Data START

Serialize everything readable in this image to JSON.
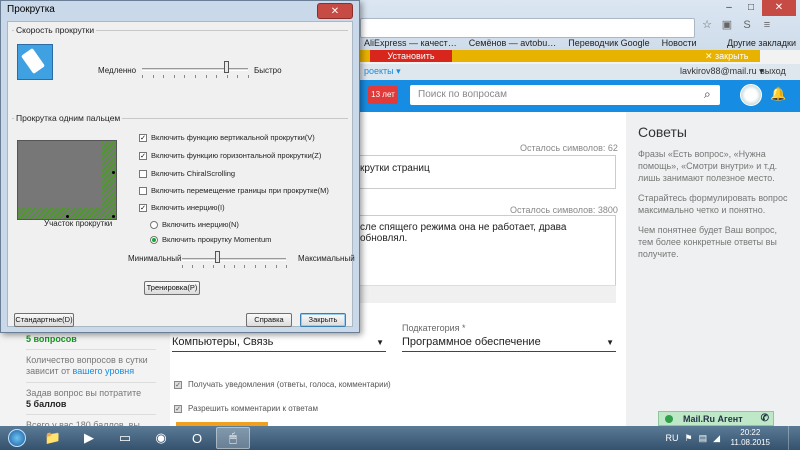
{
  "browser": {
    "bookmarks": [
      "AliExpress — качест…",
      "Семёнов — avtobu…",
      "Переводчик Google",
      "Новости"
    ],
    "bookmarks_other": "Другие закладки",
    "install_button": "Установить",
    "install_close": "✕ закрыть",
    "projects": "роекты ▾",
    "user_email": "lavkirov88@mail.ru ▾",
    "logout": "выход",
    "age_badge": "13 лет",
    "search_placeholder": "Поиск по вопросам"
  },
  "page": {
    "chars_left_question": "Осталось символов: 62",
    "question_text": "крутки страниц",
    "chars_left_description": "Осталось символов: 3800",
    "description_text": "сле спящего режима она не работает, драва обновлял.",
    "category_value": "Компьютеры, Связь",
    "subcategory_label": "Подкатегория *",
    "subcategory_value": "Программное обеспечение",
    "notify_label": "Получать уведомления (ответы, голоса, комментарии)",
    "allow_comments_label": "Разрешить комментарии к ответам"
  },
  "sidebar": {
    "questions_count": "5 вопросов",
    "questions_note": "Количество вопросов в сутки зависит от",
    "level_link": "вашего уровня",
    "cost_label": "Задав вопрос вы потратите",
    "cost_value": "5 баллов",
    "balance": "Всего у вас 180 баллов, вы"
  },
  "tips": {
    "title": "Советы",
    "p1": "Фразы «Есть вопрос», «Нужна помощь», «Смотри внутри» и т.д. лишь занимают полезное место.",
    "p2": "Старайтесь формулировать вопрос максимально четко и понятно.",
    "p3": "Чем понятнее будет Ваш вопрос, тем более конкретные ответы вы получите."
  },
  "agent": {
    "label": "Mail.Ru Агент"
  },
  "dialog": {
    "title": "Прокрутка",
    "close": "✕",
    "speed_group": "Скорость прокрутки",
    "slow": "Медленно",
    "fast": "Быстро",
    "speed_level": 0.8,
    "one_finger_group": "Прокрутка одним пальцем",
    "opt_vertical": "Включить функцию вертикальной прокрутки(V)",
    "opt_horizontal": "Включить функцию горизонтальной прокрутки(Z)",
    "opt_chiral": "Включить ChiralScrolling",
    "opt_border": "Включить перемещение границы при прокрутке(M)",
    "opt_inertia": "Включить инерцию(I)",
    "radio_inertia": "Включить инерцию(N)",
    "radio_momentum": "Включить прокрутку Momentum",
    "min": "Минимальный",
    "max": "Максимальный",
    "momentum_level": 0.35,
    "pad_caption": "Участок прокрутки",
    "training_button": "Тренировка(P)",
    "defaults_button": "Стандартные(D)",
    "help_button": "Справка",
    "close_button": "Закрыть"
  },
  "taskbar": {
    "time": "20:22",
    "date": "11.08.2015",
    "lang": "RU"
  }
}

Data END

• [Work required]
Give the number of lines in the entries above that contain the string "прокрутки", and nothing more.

• [Completed exercise]
4